> _DATA RECORDS_:
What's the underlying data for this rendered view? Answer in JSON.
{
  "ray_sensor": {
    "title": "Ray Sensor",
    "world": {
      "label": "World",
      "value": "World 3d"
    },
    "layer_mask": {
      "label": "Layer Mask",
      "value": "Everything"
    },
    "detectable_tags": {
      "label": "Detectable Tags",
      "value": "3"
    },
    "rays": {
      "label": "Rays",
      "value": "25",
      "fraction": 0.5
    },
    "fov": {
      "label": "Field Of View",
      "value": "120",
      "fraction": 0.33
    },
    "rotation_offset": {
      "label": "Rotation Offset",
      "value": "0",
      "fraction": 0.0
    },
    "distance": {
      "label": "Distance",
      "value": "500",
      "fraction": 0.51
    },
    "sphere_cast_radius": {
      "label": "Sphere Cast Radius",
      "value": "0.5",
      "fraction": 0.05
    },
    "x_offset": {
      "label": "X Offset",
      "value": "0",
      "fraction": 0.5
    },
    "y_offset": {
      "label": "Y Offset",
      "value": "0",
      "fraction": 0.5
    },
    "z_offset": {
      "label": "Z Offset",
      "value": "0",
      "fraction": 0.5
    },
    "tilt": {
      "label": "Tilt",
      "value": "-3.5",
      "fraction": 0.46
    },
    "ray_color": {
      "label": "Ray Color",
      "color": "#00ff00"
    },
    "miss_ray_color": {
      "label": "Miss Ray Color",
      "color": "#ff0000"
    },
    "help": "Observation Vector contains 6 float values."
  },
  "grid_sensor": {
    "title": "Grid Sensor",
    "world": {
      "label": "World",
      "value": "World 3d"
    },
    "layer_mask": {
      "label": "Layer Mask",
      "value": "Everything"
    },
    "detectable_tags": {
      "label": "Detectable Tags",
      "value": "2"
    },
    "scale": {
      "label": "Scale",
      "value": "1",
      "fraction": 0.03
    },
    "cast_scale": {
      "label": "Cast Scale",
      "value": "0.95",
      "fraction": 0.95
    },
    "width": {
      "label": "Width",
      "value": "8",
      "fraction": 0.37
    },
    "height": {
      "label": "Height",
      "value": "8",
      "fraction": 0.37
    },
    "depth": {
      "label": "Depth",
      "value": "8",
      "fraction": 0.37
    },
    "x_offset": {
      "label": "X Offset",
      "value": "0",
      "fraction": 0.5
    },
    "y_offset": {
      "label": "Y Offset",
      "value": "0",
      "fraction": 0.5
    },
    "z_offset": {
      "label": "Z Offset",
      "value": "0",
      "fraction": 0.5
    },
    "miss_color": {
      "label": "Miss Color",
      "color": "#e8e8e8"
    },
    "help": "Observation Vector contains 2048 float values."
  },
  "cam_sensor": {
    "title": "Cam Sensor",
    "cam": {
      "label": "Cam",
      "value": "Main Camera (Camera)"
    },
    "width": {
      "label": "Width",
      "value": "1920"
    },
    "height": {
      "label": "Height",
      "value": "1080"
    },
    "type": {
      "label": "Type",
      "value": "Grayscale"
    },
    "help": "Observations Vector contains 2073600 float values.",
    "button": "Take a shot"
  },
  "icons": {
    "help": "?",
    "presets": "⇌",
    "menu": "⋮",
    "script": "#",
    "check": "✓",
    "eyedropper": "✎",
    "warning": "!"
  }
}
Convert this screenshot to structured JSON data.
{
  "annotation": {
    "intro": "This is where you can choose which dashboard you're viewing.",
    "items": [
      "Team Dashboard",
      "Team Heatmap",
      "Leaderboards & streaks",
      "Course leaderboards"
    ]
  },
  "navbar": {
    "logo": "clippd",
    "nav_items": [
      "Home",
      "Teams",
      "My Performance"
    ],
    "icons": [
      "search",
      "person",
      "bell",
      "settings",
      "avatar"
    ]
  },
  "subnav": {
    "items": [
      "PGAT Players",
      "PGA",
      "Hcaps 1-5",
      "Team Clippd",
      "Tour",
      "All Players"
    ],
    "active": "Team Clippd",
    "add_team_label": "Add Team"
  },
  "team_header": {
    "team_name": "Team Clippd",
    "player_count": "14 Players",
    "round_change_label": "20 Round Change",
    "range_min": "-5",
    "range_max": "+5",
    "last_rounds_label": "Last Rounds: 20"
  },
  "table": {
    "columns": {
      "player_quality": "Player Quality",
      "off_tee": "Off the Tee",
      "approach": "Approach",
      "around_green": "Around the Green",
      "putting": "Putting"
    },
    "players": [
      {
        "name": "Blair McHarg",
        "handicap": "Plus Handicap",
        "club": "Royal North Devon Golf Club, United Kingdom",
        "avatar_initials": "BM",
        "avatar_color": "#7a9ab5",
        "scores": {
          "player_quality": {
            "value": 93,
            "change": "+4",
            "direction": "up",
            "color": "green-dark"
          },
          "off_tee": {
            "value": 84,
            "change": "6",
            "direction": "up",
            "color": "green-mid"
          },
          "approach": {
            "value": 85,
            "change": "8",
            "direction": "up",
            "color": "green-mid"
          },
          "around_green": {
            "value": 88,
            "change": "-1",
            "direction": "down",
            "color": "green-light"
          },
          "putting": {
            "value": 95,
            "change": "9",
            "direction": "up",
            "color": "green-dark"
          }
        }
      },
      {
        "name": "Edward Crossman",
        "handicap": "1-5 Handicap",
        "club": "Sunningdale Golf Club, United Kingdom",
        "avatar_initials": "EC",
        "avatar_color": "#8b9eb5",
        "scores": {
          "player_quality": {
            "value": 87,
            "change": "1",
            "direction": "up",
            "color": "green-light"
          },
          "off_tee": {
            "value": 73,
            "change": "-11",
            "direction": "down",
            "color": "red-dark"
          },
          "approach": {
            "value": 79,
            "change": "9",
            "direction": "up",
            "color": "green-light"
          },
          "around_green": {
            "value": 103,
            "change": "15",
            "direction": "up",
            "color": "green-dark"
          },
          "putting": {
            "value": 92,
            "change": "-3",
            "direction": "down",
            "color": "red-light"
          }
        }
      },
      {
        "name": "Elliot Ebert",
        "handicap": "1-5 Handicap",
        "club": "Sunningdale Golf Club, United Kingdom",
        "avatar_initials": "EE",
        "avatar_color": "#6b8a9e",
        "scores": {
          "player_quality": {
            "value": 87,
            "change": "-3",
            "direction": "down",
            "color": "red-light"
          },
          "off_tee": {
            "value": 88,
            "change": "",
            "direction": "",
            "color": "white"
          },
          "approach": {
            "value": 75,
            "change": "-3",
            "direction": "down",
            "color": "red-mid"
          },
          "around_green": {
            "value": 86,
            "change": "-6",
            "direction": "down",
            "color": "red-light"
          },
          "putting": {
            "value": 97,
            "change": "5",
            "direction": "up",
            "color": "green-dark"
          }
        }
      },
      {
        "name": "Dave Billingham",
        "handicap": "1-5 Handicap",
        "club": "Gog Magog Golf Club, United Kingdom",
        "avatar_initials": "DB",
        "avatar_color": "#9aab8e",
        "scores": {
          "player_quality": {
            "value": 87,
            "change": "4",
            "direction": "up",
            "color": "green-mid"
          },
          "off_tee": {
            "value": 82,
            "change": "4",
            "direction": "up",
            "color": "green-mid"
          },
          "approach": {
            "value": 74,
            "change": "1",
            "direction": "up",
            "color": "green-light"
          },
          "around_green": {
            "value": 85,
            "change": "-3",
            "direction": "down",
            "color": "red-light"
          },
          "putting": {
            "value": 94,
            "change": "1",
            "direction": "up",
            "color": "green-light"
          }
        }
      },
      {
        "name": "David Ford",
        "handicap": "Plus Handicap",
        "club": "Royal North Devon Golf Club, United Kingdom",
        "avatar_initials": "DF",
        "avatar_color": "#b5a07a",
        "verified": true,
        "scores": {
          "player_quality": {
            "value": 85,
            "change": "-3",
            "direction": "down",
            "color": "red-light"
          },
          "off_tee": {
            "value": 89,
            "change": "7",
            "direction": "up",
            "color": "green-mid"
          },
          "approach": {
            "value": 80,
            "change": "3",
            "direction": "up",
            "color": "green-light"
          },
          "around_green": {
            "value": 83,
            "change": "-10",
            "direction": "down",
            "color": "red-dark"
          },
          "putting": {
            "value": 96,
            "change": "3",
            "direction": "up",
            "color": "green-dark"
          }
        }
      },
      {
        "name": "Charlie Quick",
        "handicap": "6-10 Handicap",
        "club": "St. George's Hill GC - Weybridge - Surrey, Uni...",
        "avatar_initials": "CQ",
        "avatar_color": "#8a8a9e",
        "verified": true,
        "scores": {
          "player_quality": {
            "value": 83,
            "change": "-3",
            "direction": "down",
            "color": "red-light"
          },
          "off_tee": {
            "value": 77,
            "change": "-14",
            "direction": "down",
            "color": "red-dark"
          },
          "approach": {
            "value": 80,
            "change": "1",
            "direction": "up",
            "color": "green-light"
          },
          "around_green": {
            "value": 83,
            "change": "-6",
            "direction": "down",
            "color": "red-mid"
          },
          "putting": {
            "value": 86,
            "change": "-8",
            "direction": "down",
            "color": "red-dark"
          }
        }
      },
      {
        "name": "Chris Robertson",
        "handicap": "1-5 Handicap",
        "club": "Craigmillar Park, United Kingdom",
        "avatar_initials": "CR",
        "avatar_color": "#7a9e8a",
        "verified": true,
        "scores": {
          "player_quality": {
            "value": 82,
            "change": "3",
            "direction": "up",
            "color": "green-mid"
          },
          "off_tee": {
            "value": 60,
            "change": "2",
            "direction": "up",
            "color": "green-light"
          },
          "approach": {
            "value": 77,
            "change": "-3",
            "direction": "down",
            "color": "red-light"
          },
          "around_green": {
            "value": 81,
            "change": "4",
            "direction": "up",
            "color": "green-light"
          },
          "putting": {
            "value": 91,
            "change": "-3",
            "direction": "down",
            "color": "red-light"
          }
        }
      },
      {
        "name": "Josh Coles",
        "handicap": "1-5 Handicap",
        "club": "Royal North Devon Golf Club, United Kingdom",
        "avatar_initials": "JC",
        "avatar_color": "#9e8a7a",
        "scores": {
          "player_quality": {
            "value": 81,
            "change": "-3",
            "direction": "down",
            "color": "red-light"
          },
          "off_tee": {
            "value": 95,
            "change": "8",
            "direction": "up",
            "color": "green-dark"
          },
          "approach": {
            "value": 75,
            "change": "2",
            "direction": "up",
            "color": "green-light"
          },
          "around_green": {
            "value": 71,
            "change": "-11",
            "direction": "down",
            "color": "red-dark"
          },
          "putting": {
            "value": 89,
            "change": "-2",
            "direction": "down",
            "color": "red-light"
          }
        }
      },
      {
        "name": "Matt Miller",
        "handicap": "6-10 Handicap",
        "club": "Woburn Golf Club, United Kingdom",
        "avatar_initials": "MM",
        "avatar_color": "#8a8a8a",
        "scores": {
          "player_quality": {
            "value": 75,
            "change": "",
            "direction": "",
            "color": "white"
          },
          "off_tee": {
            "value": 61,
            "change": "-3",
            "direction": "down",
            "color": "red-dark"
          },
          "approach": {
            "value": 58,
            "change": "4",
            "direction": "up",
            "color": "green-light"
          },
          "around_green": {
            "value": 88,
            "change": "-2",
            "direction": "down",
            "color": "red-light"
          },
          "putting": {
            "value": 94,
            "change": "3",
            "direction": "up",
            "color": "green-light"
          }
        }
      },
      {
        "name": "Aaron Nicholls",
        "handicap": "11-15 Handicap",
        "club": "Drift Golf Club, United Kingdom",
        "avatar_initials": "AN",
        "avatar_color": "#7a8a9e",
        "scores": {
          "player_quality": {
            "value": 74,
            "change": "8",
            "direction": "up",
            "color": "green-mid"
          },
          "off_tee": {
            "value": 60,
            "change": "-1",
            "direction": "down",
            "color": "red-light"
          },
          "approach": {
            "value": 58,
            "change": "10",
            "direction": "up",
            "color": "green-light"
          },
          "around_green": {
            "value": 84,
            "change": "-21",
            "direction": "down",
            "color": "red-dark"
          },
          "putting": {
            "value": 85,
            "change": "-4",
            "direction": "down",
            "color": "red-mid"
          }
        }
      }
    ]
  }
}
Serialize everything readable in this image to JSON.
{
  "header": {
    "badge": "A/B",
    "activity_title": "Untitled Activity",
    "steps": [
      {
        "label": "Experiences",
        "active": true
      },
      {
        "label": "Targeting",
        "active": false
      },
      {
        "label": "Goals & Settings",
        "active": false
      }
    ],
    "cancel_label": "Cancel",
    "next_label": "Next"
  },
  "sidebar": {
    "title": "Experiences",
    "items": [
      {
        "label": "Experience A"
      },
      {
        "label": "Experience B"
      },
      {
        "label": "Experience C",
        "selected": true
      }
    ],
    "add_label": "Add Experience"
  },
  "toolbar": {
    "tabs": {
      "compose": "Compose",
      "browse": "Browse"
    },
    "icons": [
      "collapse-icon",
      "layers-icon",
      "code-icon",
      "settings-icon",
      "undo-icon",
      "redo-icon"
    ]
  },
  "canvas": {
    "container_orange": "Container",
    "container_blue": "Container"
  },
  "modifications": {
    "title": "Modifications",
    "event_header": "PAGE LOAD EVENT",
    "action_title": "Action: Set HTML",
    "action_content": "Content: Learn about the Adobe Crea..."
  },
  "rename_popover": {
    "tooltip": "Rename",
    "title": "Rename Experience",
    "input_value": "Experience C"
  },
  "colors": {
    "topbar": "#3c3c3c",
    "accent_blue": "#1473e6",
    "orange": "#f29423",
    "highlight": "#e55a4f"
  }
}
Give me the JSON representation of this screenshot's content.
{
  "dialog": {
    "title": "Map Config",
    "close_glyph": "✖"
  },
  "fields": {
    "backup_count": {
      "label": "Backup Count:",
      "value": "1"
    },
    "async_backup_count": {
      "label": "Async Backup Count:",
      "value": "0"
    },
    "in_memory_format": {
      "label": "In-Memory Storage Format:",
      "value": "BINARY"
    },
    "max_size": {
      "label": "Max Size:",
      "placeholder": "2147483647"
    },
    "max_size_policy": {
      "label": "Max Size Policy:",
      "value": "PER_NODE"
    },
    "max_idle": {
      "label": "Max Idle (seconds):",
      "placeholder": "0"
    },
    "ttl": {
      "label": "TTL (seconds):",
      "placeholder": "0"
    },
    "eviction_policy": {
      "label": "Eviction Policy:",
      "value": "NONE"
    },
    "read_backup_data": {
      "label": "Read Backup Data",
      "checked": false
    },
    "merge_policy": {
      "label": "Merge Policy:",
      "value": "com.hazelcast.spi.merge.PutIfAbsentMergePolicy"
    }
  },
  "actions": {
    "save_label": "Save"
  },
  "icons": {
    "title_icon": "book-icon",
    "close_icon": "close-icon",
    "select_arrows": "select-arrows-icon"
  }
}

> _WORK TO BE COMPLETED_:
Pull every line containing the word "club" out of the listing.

> _SOLVED PROBLEM_:
        "club": "Royal North Devon Golf Club, United Kingdom",
        "club": "Sunningdale Golf Club, United Kingdom",
        "club": "Sunningdale Golf Club, United Kingdom",
        "club": "Gog Magog Golf Club, United Kingdom",
        "club": "Royal North Devon Golf Club, United Kingdom",
        "club": "St. George's Hill GC - Weybridge - Surrey, Uni...",
        "club": "Craigmillar Park, United Kingdom",
        "club": "Royal North Devon Golf Club, United Kingdom",
        "club": "Woburn Golf Club, United Kingdom",
        "club": "Drift Golf Club, United Kingdom",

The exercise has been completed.